Many children detained entering the US from Mexico have been held under harsh conditions, and Customs and Border Protection Chief Operating Officer John Sanders told The Associated Press last week that children have died after being in the agency’s care. He said Border Patrol stations are holding 15,000 people — more than triple their maximum capacity of 4,000.
Congress plans to leave Washington in a few days for a weeklong July 4 recess. While lawmakers don’t want to depart without acting on the legislation for fear of being accused of not responding to humanitarian problems at the border, it seems unlikely that Congress would have time to send a House-Senate compromise to Trump by week’s end.
In a letter Monday threatening the veto, White House officials told lawmakers they objected that the House package lacked money for beds the federal Immigration and Customs Enforcement agency needs to let it detain more migrants. Officials also complained in the letter that the bill had no money to toughen border security, including funds for building Trump’s proposed border wall.
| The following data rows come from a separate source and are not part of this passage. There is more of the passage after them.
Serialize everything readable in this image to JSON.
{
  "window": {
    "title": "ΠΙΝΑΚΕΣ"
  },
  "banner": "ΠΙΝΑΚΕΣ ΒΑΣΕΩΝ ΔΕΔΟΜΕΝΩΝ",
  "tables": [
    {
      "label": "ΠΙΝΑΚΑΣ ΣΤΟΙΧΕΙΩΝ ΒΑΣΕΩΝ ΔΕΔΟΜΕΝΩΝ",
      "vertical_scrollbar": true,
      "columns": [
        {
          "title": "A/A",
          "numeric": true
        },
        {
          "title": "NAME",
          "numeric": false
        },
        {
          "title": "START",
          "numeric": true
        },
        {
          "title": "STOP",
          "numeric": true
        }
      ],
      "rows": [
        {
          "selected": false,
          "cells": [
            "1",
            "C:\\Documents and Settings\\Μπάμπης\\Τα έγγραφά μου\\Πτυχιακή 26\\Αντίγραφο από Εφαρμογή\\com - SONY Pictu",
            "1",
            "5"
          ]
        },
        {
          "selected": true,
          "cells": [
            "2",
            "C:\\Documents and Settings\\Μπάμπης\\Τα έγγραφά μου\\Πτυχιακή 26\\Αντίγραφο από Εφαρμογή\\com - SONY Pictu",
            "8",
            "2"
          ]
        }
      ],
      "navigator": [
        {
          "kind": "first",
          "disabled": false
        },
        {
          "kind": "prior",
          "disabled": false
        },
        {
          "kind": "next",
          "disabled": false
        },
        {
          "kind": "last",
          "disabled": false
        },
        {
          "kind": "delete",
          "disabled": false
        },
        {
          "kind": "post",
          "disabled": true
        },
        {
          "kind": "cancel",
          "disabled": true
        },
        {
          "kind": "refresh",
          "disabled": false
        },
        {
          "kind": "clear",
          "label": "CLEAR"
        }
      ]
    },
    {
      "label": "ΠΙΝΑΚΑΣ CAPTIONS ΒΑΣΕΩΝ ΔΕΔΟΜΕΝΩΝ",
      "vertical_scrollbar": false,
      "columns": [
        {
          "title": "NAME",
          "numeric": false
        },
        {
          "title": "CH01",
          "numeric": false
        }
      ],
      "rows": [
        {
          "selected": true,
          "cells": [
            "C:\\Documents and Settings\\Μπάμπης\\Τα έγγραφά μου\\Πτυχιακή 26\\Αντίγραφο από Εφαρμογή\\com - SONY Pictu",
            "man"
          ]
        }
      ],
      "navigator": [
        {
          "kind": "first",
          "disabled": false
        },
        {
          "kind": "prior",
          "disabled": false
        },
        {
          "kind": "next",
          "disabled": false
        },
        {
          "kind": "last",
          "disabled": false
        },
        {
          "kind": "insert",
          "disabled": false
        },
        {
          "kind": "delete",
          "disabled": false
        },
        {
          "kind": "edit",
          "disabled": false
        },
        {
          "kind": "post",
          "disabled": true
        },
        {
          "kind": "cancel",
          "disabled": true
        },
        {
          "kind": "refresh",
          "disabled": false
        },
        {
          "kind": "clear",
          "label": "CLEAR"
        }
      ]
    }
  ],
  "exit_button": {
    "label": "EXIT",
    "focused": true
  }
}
“Because this bill does not provide adequate funding to meet the current crisis, and because it contains partisan provisions designed to hamstring the Administration’s border enforcement efforts, the Administration opposes its passage,” the letter said.
Several Democrats said some language they were seeking could end up in separate legislation. Several said changes might include provisions aimed at ensuring that detained children are treated humanely.
“We’ve got lives at stake,” said Rep. Tony Cardenas, D-Calif. He said the US has been “the gold standard” for treating refugees fleeing dangerous countries, “and I don’t think we should compromise that at all.”
The meeting may have helped ease Democratic complaints. Rep. Alexandria Ocasio-Cortez, D-N.Y., told reporters before the meeting that she would oppose the bill but left the door open afterward, saying, “I oppose the situation we’re in, but my main goal is to keep kids from dying.”
Much of the legislation’s money would help care for migrants at a time when federal officials say their agencies have been overwhelmed by the influx of migrants and are running out of funds.
The back-and-forth on the spending measure came as Congress’ top Democrats criticized Trump for threatening coast-to-coast deportations of migrants.
Over the weekend, Trump tweeted that he would give Congress two weeks to solve “the Asylum and Loopholes problems” along the border with Mexico. “If not, Deportations start!” he tweeted.
The president had earlier warned that there would soon be a nationwide sweep aimed at “millions” of people living illegally in the US, including families. The sweeps were supposed to begin Sunday, but Trump said he postponed them.
Pelosi, D-Calif., said the threatened raids were “appalling” when she was asked about them at an immigration event Monday in Queens, New York.
“It is outside the circle of civilized human behavior, just kicking down doors, splitting up families and the rest of that in addition to the injustices that are happening at the border,” she said.
On the Senate floor, Minority Leader Chuck Schumer, D-N.Y., described Trump’s “chilling, nasty, obnoxious threats” and said the president “seems far more comfortable terrorizing immigrant families” than addressing immigration problems.
“I mean, my God, to threaten separating children from their parents as a bargaining chip? That’s the very definition of callousness,” Schumer said.
It is not clear exactly what Trump, who has started his 2020 re-election bid, means regarding asylum and loophole changes. He’s long been trying to restrict the numbers of people being allowed to enter the US after claiming asylum and impose other restrictions, a path he’s followed since he began his quest for president years ago. His threatened deportations came as authorities have been overwhelmed by a huge increase of migrants crossing the border into the US in recent months.
For years, Democrats and Republicans have unable to find middle ground on immigration that can pass Congress. It seems unlikely they will suddenly find a solution within two weeks.